◆ **Exercise**: Below are the records; locate each line with the word "tabs" and copy it.

Stored records:
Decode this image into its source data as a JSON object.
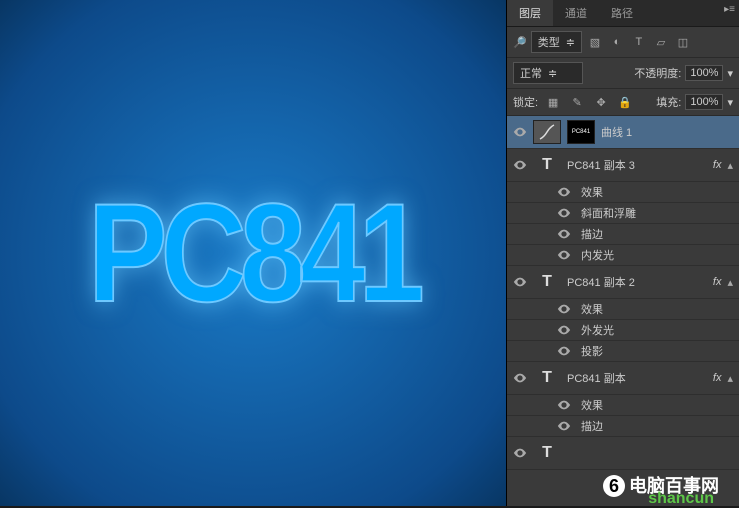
{
  "canvas": {
    "text": "PC841"
  },
  "panel": {
    "tabs": [
      "图层",
      "通道",
      "路径"
    ],
    "activeTab": 0,
    "filter": {
      "label": "类型",
      "search_glyph": "🔎"
    },
    "blend": {
      "mode": "正常",
      "opacity_label": "不透明度:",
      "opacity": "100%"
    },
    "lock": {
      "label": "锁定:",
      "fill_label": "填充:",
      "fill": "100%"
    },
    "layers": [
      {
        "type": "adjustment",
        "name": "曲线 1",
        "selected": true,
        "hasMask": true
      },
      {
        "type": "text",
        "name": "PC841 副本 3",
        "fx": true,
        "effects": [
          "效果",
          "斜面和浮雕",
          "描边",
          "内发光"
        ]
      },
      {
        "type": "text",
        "name": "PC841 副本 2",
        "fx": true,
        "effects": [
          "效果",
          "外发光",
          "投影"
        ]
      },
      {
        "type": "text",
        "name": "PC841 副本",
        "fx": true,
        "effects": [
          "效果",
          "描边"
        ]
      },
      {
        "type": "text",
        "name": "",
        "fx": true,
        "partial": true
      }
    ]
  },
  "watermark": {
    "main": "电脑百事网",
    "sub": "shancun"
  }
}
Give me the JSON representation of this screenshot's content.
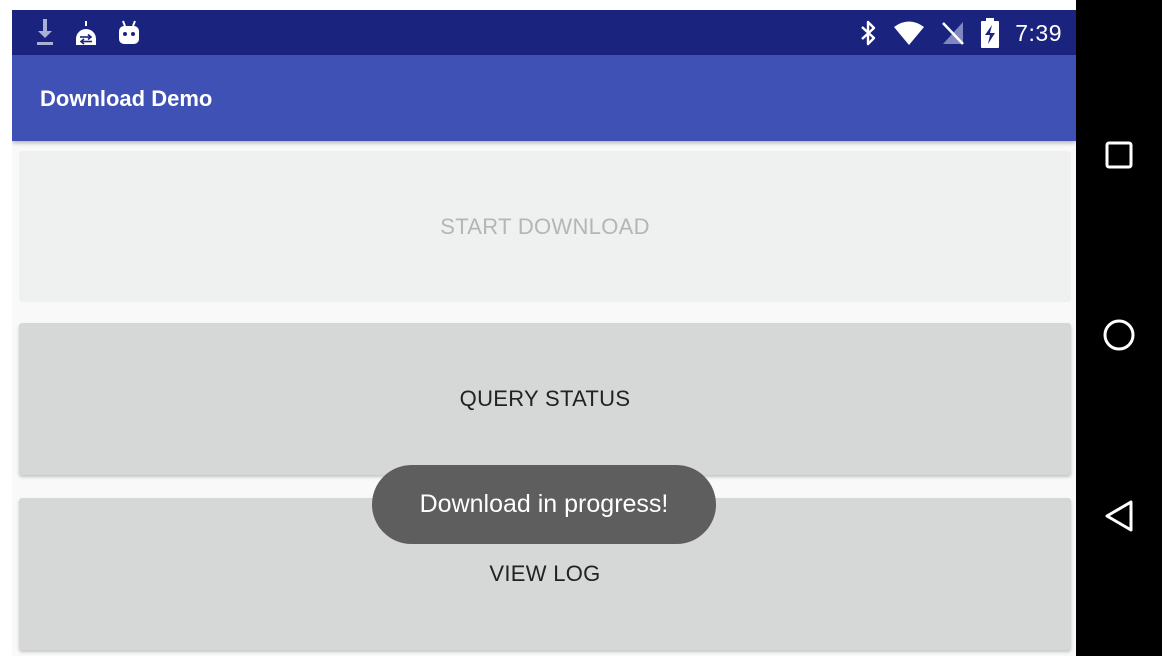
{
  "status_bar": {
    "time": "7:39",
    "left_icons": [
      "download-icon",
      "android-sync-icon",
      "android-debug-icon"
    ],
    "right_icons": [
      "bluetooth-icon",
      "wifi-icon",
      "no-sim-icon",
      "battery-charging-icon"
    ],
    "background": "#1a237e"
  },
  "app_bar": {
    "title": "Download Demo",
    "background": "#3f51b5"
  },
  "buttons": {
    "start_download": "START DOWNLOAD",
    "query_status": "QUERY STATUS",
    "view_log": "VIEW LOG"
  },
  "toast": {
    "message": "Download in progress!"
  },
  "nav_bar": {
    "icons": [
      "recent-apps-icon",
      "home-icon",
      "back-icon"
    ]
  }
}
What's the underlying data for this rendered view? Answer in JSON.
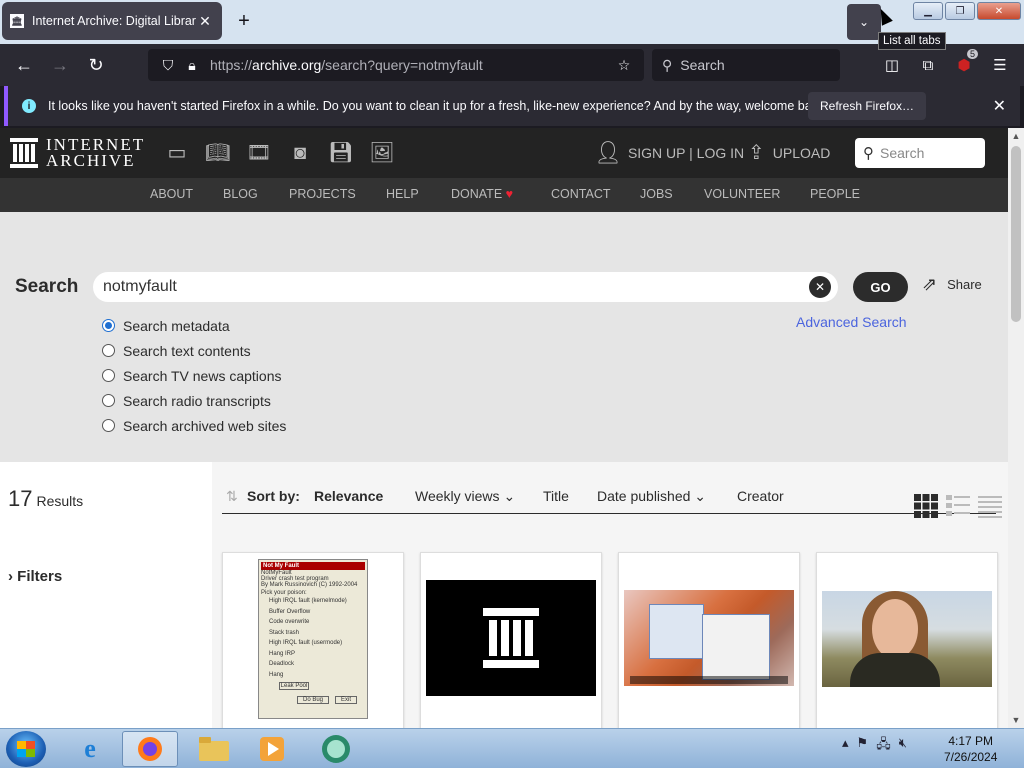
{
  "browser": {
    "tab_title": "Internet Archive: Digital Library",
    "tab_close": "✕",
    "new_tab": "+",
    "list_all_tabs_tooltip": "List all tabs",
    "url_prefix": "https://",
    "url_domain": "archive.org",
    "url_path": "/search?query=notmyfault",
    "search_placeholder": "Search",
    "extension_badge": "5"
  },
  "notification": {
    "message": "It looks like you haven't started Firefox in a while. Do you want to clean it up for a fresh, like-new experience? And by the way, welcome back!",
    "button": "Refresh Firefox…",
    "close": "✕"
  },
  "ia_header": {
    "logo_line1": "INTERNET",
    "logo_line2": "ARCHIVE",
    "signup": "SIGN UP | LOG IN",
    "upload": "UPLOAD",
    "search_placeholder": "Search"
  },
  "ia_menu": [
    "ABOUT",
    "BLOG",
    "PROJECTS",
    "HELP",
    "DONATE",
    "CONTACT",
    "JOBS",
    "VOLUNTEER",
    "PEOPLE"
  ],
  "search": {
    "label": "Search",
    "query": "notmyfault",
    "go": "GO",
    "share": "Share",
    "advanced": "Advanced Search",
    "options": [
      {
        "label": "Search metadata",
        "checked": true
      },
      {
        "label": "Search text contents",
        "checked": false
      },
      {
        "label": "Search TV news captions",
        "checked": false
      },
      {
        "label": "Search radio transcripts",
        "checked": false
      },
      {
        "label": "Search archived web sites",
        "checked": false
      }
    ]
  },
  "results": {
    "count": "17",
    "count_label": "Results",
    "filters": "Filters",
    "sort_label": "Sort by:",
    "sort_options": [
      "Relevance",
      "Weekly views",
      "Title",
      "Date published",
      "Creator"
    ]
  },
  "thumb1": {
    "title": "Not My Fault",
    "lines": [
      "NotMyFault",
      "Driver crash test program",
      "By Mark Russinovich (C) 1992-2004",
      "Pick your poison:"
    ],
    "options": [
      "High IRQL fault (kernelmode)",
      "Buffer Overflow",
      "Code overwrite",
      "Stack trash",
      "High IRQL fault (usermode)",
      "Hang IRP",
      "Deadlock",
      "Hang"
    ],
    "leak_button": "Leak Pool",
    "do_bug": "Do Bug",
    "exit": "Exit"
  },
  "taskbar": {
    "time": "4:17 PM",
    "date": "7/26/2024"
  },
  "colors": {
    "ia_dark": "#232323",
    "ia_menu": "#333333",
    "link_blue": "#4b64de",
    "firefox_purple": "#9059ff"
  }
}
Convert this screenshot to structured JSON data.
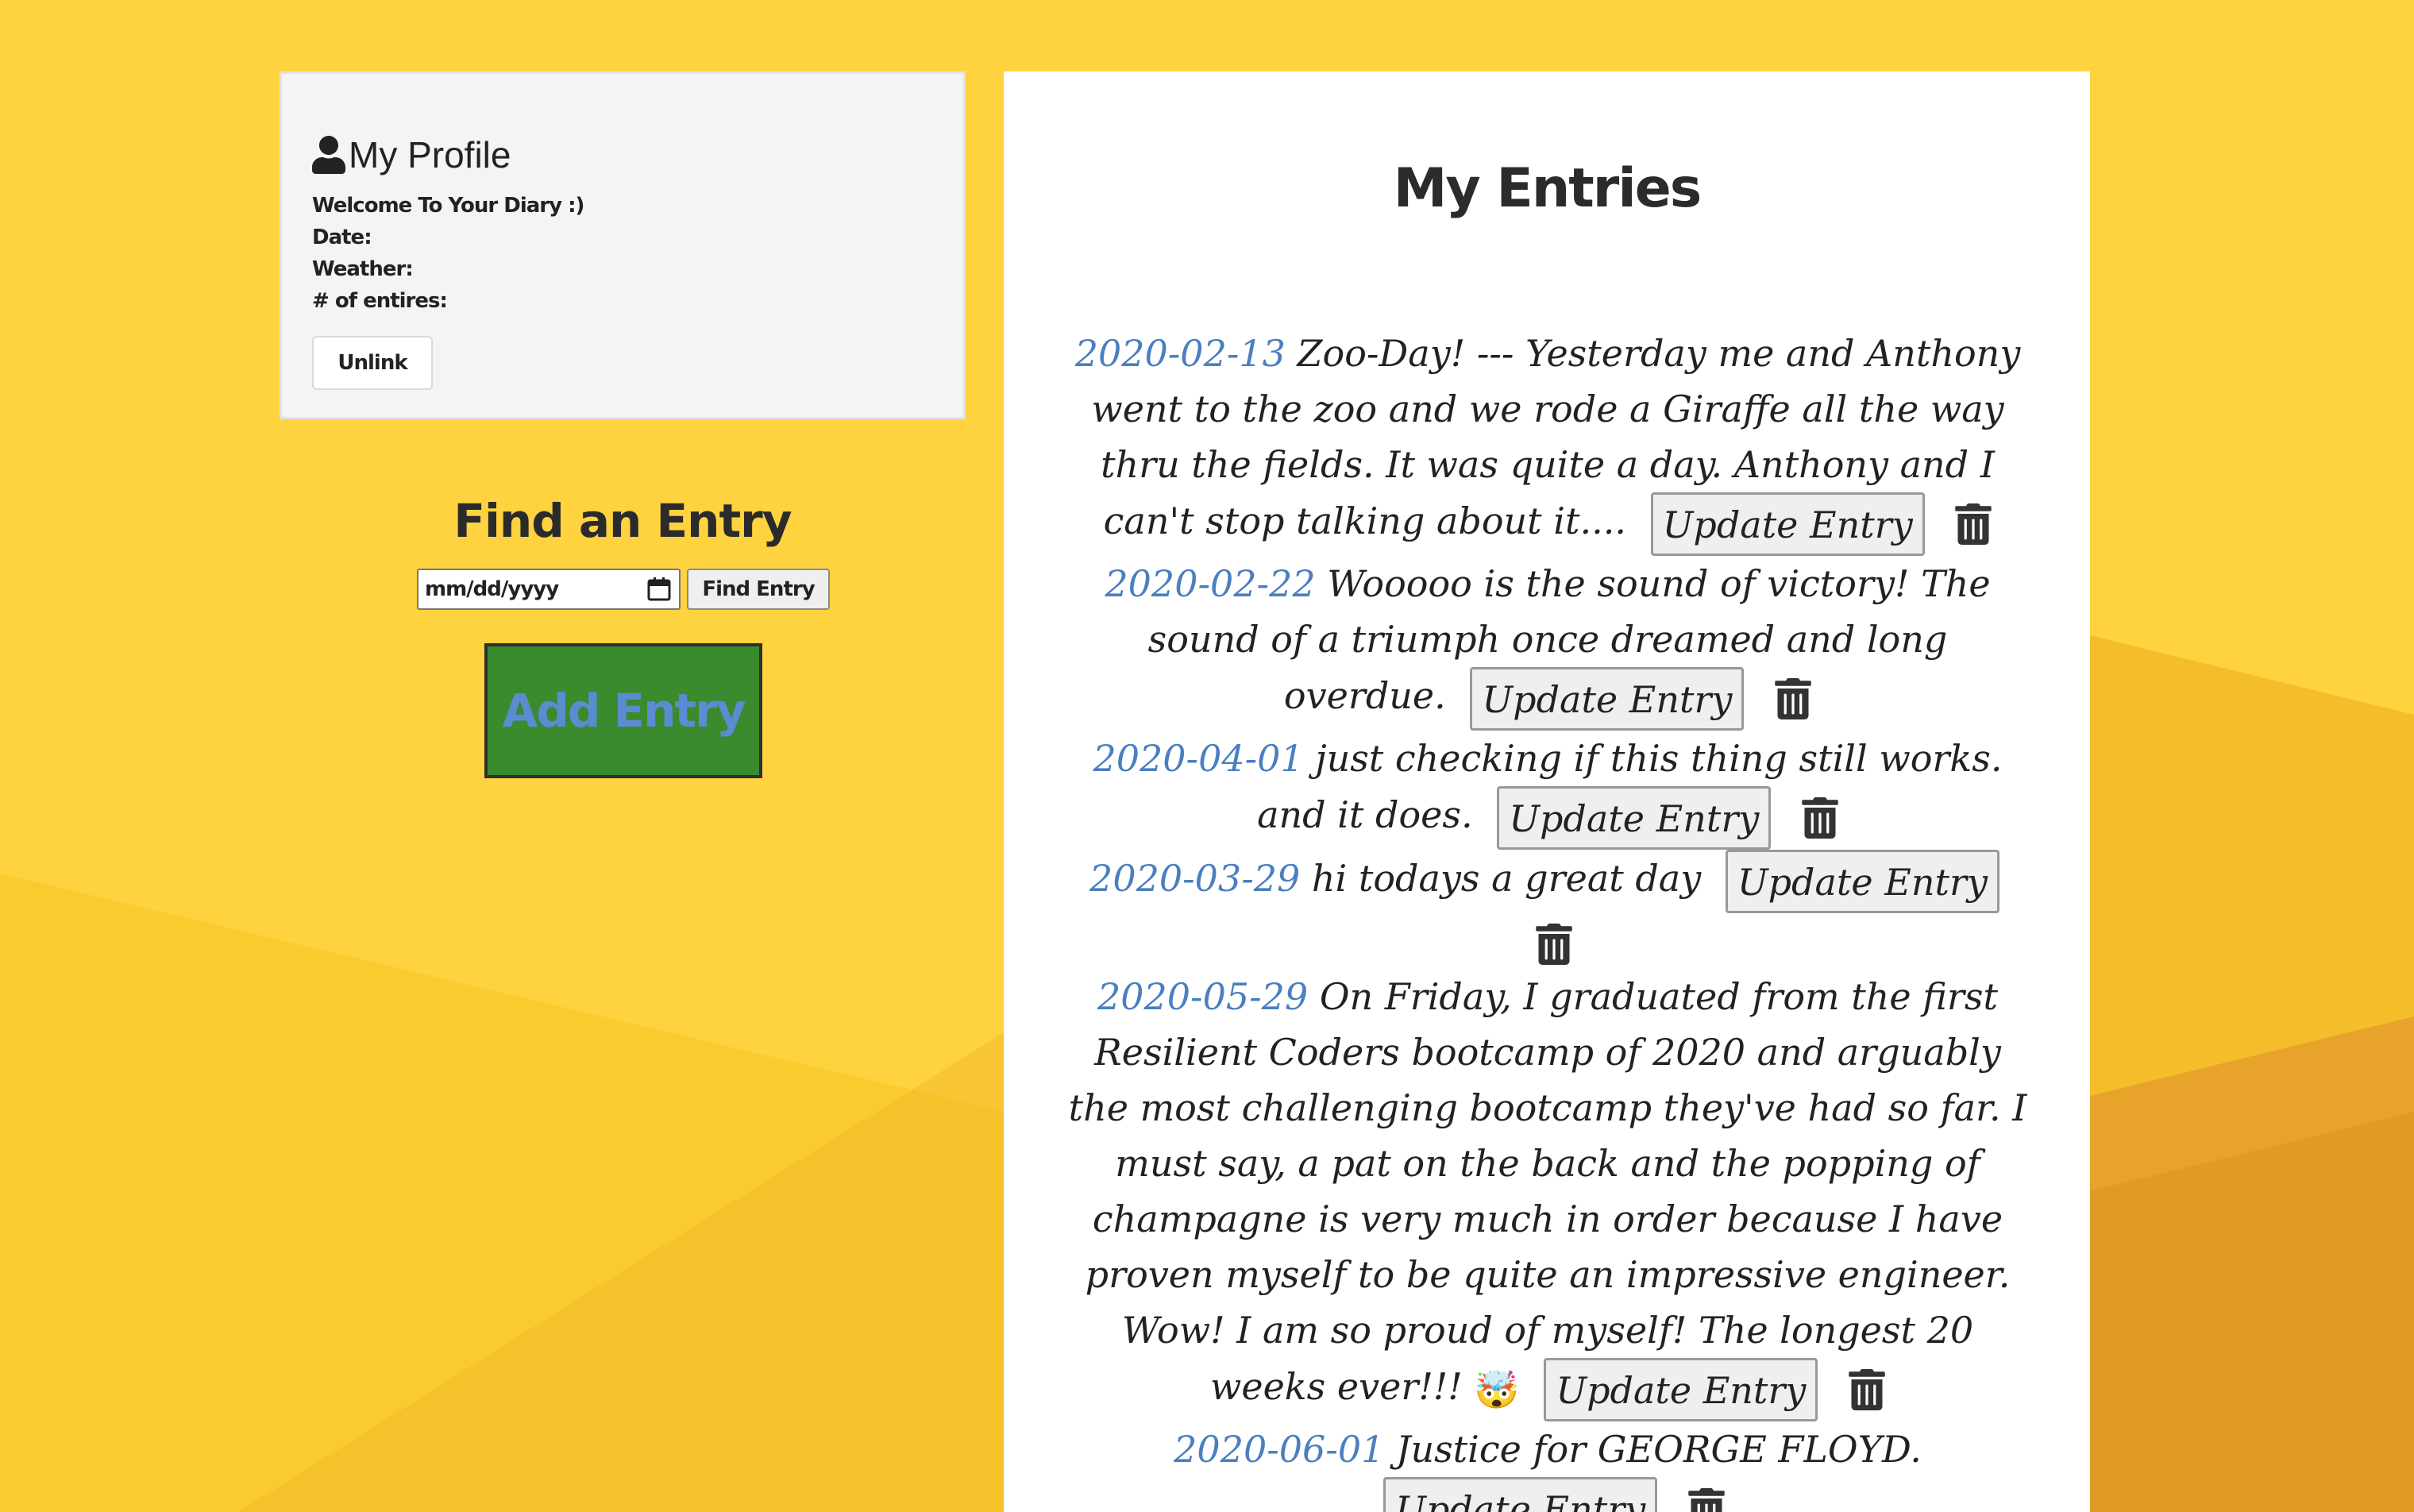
{
  "profile": {
    "title": "My Profile",
    "welcome": "Welcome To Your Diary :)",
    "date_label": "Date:",
    "weather_label": "Weather:",
    "entries_label": "# of entires:",
    "unlink_label": "Unlink"
  },
  "find": {
    "title": "Find an Entry",
    "date_placeholder": "mm/dd/yyyy",
    "button_label": "Find Entry"
  },
  "add_entry_label": "Add Entry",
  "entries": {
    "title": "My Entries",
    "update_label": "Update Entry",
    "items": [
      {
        "date": "2020-02-13",
        "text": "Zoo-Day! --- Yesterday me and Anthony went to the zoo and we rode a Giraffe all the way thru the fields. It was quite a day. Anthony and I can't stop talking about it...."
      },
      {
        "date": "2020-02-22",
        "text": "Wooooo is the sound of victory! The sound of a triumph once dreamed and long overdue."
      },
      {
        "date": "2020-04-01",
        "text": "just checking if this thing still works. and it does."
      },
      {
        "date": "2020-03-29",
        "text": "hi todays a great day"
      },
      {
        "date": "2020-05-29",
        "text": "On Friday, I graduated from the first Resilient Coders bootcamp of 2020 and arguably the most challenging bootcamp they've had so far. I must say, a pat on the back and the popping of champagne is very much in order because I have proven myself to be quite an impressive engineer. Wow! I am so proud of myself! The longest 20 weeks ever!!!",
        "emoji": "🤯"
      },
      {
        "date": "2020-06-01",
        "text": "Justice for GEORGE FLOYD."
      }
    ]
  },
  "icons": {
    "profile": "user-icon",
    "date_picker": "calendar-icon",
    "delete": "trash-icon"
  },
  "colors": {
    "background": "#ffd23f",
    "add_button_bg": "#3a8a2e",
    "add_button_text": "#5b8bd0",
    "entry_date": "#4a7fc0"
  }
}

◆ **Task output**:
    "tabs": [
    "list_all_tabs_tooltip": "List all tabs",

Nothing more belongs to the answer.